“What do you call a Kasillian tomb, not yet plundered by the order, or some wandering tribe of tabaxi? Easy. You call it easy.”
Lady Areia, Urchin of Far Realm
“There are others!” Shouted Theros. “Wait. No, there are statues. Three of them. And there is more.”
“What more?” called Gerrell from above.
“I think the captain has come this way.”
“How do you know?”
“I think you should come down here,” said Theros.
Ares looked up at Gerrell, and he lifted him off his shoulders. Casting a levitation spell, the two drifted down into the shaft as feathers would. The shaft ended some 100 feet below the surface platform. It was dark, and dry, and the smell of a coppery blood met their nostrils immediately.
Theros was squatted a few yards before them, down a horizontal tunnel that opened into a small yet brilliantly lit chamber. The ceiling was domed and inside, past the ranger, they could see the three statues he had first found.
The sorcerer and the wizard past the ranger carefully. First, a spell from Gerrell to detect magic in this place. As above, the entirety lit up in a bright hue of emerald green which made the gnome groan inwardly. He had never seen such an effect and reasoned no doubt that this invitation, was as much an invitation as a dire bear would invite a lost Celn in the woods to dinner.
Gerrell stumbled carefully as he could before the three statues. As always, his left leg turned in at the knee, but he found his balance and took in the statues Theros had earlier described. They were indeed eerie, if not altogether familiar. Gerrell knew them as the three fates, and told the others of them. “In my world, the fates dictate the passage of time. Here, on the left, we have Atropos, she who keeps the cycle of life and death.” He pointed his little hand at the lady robed, portrayed in stone as a seductress beckoning the onlooker towards her. So lifelike was it that the others dared not look too long. “In the center, Clothos, she who keeps one’s survival instinct. Without it, life ends, it is Clothos who dictates the time allowed to each soul in the dark of my world.” They stared at the middle statue. Whoever the artist had been, had depicted a woman clawing the ground, a sort of fear seemed to be spread across her face, her eyes tilted backward at some unknown enemy. And yet, all the while, their could be no doubt that there was another look there, upon her lips in the way they curved upward not down, as if she knew that it was she were toying with whatever was chasing her.
“Finally, there is mighty Devronin. She of anger, of hatred.” This statue, the largest of the three on the right was indeed just as described. For it featured a woman, armed for battle with sword and axe. Below her, the heads of her enemies lay stacked upon each other as a pedestal. Their eyes full of fear still. “It is Devronin who dictates the passage of time from conqueror to the conquest, an endless cycle of power. To Devronin we give thanks to that which is made new, a cycle of rebirth that cleanses the weak.”

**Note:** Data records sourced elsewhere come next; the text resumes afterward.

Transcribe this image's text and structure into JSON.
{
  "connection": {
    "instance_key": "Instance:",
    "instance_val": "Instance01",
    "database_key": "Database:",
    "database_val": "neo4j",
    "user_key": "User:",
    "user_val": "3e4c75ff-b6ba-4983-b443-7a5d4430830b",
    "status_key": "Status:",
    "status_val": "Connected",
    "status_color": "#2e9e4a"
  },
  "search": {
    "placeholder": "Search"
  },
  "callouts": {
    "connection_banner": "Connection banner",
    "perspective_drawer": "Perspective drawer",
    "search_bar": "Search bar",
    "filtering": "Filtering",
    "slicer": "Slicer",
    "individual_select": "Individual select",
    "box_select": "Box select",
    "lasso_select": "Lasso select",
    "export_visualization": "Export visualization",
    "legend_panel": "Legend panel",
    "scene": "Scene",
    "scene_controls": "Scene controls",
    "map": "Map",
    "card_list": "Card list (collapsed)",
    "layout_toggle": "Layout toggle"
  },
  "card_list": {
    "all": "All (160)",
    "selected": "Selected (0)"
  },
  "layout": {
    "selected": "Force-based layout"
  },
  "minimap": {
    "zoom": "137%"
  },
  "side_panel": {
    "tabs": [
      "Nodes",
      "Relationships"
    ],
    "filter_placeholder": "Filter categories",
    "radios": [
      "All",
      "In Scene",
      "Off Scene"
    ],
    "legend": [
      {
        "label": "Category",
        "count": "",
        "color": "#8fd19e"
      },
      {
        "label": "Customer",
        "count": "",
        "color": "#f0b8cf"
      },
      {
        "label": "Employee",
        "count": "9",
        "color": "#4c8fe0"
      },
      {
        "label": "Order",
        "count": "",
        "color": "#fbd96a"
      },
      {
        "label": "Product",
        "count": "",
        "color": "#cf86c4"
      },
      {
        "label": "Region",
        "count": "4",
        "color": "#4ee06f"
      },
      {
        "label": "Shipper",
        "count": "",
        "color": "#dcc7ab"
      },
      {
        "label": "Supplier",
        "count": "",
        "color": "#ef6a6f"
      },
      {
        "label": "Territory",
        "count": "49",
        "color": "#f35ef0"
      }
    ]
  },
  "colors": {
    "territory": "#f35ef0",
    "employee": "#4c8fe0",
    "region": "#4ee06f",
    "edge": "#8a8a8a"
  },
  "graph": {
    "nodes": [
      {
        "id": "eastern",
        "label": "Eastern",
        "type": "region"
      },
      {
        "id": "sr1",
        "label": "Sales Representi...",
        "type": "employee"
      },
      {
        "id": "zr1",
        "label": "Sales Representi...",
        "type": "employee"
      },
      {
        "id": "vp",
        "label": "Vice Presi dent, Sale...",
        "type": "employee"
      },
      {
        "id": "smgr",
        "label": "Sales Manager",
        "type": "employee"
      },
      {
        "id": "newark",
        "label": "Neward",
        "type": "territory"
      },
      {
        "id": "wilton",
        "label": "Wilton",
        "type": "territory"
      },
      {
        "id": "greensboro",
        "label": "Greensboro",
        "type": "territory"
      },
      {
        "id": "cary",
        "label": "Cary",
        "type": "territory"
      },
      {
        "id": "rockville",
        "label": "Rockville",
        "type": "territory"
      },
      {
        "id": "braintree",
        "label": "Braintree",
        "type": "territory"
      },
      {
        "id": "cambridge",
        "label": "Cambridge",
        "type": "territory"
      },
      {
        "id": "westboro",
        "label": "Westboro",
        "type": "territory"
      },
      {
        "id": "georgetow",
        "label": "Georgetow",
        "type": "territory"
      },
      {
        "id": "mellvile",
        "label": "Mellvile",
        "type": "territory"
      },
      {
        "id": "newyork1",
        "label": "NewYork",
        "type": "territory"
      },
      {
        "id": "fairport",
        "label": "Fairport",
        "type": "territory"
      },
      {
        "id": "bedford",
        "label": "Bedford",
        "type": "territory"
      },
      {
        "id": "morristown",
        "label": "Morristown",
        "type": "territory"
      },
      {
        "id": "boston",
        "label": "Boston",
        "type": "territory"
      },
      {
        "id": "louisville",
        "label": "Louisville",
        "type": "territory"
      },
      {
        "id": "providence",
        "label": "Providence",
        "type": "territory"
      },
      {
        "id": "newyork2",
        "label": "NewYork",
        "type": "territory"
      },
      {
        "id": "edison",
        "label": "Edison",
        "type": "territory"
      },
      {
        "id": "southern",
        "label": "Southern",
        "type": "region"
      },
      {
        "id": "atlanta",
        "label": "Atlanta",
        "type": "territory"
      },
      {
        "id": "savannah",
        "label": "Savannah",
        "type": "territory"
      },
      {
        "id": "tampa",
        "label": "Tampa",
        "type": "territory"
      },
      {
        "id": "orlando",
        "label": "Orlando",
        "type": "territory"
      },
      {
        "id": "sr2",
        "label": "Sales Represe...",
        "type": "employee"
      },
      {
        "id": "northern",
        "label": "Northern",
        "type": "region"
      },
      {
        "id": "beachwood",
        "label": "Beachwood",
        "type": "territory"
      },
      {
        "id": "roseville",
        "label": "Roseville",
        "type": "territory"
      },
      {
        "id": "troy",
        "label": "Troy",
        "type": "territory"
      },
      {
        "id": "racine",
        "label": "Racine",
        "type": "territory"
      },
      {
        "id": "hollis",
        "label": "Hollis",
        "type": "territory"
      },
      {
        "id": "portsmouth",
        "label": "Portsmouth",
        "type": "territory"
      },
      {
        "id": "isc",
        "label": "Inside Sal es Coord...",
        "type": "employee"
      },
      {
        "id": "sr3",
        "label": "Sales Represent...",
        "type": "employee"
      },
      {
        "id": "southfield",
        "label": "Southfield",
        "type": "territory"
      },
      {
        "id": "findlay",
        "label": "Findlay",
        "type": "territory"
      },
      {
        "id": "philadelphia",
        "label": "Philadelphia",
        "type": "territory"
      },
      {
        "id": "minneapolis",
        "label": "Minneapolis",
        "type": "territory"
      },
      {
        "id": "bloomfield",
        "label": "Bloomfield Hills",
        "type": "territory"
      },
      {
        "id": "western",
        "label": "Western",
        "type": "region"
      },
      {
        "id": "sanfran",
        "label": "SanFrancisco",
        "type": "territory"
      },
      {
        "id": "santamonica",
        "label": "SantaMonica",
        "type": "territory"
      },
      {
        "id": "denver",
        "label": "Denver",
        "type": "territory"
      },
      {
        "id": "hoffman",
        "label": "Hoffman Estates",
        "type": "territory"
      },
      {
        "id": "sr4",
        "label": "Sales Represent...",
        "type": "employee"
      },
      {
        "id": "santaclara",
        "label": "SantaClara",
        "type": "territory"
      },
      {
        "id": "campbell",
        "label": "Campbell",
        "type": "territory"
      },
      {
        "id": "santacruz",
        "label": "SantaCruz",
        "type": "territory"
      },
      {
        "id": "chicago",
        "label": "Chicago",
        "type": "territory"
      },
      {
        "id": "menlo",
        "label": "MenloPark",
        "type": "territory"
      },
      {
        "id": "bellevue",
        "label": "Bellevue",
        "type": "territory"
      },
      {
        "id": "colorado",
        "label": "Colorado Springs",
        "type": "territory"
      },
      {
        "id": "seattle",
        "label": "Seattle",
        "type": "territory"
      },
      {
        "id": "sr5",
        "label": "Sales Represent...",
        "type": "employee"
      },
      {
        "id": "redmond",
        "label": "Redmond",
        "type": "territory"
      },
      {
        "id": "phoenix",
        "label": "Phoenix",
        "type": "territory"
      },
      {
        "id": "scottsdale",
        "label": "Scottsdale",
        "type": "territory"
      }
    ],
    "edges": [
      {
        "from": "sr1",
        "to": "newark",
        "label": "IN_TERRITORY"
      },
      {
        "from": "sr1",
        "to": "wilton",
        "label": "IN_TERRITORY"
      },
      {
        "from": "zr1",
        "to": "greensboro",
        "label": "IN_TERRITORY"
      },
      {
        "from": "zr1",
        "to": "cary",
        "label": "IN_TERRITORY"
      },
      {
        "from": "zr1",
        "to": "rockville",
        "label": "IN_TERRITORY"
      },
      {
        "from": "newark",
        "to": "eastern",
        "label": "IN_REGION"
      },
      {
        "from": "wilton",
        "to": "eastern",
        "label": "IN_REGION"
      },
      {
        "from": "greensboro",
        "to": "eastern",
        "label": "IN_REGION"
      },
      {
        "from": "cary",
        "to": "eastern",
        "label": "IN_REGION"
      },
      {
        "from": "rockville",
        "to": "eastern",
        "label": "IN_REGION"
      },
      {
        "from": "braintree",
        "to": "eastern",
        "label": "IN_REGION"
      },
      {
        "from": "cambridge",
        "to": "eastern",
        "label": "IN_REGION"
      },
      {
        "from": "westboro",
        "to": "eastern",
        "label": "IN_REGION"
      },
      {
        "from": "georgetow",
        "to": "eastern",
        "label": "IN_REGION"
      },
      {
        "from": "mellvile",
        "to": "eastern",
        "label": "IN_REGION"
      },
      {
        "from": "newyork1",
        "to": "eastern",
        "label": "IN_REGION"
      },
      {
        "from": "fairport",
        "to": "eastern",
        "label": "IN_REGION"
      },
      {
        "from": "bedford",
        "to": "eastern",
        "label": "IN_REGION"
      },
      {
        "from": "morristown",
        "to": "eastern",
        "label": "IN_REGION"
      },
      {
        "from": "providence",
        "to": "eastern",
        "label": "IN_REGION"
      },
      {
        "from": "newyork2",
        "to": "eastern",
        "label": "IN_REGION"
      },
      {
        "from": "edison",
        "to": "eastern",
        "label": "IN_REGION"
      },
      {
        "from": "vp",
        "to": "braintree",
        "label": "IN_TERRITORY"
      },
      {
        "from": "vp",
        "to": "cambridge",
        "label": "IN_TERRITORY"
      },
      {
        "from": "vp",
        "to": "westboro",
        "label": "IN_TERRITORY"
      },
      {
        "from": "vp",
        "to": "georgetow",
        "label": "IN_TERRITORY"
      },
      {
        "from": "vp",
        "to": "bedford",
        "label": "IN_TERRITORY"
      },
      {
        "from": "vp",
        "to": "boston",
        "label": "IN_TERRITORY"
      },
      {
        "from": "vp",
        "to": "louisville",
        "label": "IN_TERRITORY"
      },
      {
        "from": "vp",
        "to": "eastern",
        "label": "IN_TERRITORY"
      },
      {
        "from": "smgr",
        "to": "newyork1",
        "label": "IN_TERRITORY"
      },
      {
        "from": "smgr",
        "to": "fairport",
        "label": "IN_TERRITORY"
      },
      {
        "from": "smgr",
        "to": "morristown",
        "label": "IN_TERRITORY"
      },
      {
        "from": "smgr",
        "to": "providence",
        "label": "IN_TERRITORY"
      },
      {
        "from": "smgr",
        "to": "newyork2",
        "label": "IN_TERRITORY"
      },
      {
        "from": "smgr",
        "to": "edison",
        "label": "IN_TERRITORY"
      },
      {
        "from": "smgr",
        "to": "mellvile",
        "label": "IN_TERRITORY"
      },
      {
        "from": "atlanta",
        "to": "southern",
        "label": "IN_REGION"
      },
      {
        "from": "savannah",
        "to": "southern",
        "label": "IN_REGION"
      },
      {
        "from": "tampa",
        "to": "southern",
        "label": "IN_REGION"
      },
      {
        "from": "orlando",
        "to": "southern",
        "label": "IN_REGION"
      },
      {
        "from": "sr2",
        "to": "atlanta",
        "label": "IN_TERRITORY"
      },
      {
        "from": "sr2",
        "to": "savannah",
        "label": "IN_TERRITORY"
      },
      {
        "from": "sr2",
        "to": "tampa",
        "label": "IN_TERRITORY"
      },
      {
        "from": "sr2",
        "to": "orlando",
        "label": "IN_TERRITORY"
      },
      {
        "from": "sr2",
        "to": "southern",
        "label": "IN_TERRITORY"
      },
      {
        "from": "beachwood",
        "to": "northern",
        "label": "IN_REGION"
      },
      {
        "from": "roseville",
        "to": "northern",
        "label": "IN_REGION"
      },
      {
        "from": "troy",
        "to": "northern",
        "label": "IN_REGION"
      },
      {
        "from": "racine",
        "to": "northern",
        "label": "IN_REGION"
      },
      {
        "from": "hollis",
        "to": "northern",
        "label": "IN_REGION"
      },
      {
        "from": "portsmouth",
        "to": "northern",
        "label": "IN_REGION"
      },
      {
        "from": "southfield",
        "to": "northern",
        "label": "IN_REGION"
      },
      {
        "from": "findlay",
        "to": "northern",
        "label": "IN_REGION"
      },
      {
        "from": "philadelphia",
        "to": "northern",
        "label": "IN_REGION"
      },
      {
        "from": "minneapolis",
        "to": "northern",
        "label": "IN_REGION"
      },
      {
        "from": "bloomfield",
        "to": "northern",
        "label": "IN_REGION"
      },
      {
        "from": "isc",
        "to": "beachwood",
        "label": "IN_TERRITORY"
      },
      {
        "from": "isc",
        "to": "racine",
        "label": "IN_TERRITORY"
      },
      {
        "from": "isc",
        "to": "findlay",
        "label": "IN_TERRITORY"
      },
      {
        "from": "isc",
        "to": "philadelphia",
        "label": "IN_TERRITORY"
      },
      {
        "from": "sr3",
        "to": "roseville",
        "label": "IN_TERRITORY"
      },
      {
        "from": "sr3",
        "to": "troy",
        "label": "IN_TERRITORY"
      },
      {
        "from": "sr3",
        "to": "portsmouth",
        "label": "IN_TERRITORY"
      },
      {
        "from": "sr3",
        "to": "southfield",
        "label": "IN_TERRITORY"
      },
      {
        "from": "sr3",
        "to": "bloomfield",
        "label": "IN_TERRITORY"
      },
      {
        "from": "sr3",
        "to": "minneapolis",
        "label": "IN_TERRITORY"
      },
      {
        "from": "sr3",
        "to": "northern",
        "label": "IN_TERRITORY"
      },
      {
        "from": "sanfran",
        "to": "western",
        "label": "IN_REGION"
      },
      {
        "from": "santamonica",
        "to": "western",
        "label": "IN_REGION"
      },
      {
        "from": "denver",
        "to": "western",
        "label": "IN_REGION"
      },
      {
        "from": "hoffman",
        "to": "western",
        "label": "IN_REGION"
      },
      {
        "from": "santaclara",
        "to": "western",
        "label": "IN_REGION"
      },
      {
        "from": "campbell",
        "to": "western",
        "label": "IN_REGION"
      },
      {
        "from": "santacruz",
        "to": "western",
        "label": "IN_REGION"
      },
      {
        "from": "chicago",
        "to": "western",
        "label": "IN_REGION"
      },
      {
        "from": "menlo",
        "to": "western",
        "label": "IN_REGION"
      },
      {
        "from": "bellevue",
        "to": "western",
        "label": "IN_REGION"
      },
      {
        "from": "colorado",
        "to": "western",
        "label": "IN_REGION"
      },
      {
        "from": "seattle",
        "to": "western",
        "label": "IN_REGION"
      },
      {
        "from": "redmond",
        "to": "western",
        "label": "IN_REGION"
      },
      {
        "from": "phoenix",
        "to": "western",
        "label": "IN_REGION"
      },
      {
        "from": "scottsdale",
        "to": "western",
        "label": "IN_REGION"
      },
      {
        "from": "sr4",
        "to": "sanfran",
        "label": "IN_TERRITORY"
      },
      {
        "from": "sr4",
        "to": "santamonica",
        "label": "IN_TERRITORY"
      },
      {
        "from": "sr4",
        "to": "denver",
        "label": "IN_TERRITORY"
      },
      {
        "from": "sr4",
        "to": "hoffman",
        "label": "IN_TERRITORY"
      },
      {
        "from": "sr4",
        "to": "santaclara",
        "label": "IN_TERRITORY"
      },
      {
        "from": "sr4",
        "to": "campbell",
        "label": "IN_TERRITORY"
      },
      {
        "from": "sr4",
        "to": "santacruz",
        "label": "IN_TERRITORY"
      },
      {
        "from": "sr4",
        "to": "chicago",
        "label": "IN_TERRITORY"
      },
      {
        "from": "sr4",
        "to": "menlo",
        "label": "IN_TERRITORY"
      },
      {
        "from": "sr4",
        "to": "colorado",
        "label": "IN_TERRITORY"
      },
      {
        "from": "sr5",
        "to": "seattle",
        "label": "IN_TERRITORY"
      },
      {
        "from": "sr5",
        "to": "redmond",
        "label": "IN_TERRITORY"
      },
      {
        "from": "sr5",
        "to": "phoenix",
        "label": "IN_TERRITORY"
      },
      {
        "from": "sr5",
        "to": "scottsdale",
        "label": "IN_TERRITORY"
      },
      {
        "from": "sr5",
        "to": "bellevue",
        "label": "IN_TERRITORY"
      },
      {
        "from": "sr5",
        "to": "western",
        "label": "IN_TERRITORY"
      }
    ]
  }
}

“You sound like you are from a pretty fucked up place, gnome,” said Theros. He stepped forward and studied each more carefully, finding something laid at the base of each statue. In front of the statue that Gerrell had called Atropos he saw a bowl, filled with the petals of a sweet smelling flower. Clearly, this was placed here only recently and was certainly not of the sands. “This, is Iggwilv. She is the first traitor. She of greed, of lust. She took from the ancients their power of generosity, to share collectively. And betrayed that aspect of mankind to greed, to lust, darkening the spirit of goodly folk forever more.” He then walked to the second statue and spat before it. The silent stare and upturned eyes of Clothos remained unblinking. “And this,” spat the ranger, “This betrayer of man, took from us our once universal spirit of cooperation. What brought all goodly races together at the tree of enlightenment. Now, condemned we are to walk in envy, to fear each other, to be alone.” At the feet of this statue lay another bowl, and in it a single ring, a ring with a finger, whose bloody stump ended in white bone and bleeding flesh.
As they watched, Theros moved to the last statue, and spoke in their direction. His face was lit by his torch, still burning on it’s side upon the stones at their feet. He was serious, as though teaching a lesson, or repeating one he himself held in regard. It was obvious he thought of this as fact, not myth.
“Finally, there is hatred, wrath. The last of the traitors, the bitch of them all.” His face snarled, as though this statue before him had personally wounded him. “She who would deny our own compassion, our own peace, and fill mankind with fury. She who is the inspiration to war, who led the forces of darkness to battle against our goodly kin, and nearly annihilated us.” They all looked then to the piles of skulls, the decapitated heads below her feet, and in it lay a heart, in a pool of blood. Beside the bowl, trundled upon the stones was a body, that of the first mate, Scoot. His feathers were scattered around him, and a bloodied mess pooled underneath from the gaping hole in his chest.
“No invitation comes freely,” said Theros. His eyes pierced through the dim light of the torch. “The captain paid for his with his good friend and mate of some years. And who knows what else. Wherever he now is, beyond this chamber somehow, he has sacrificed that which the traitors would ask us to do as well. That which they took from mankind.
“Who will now pay the price?”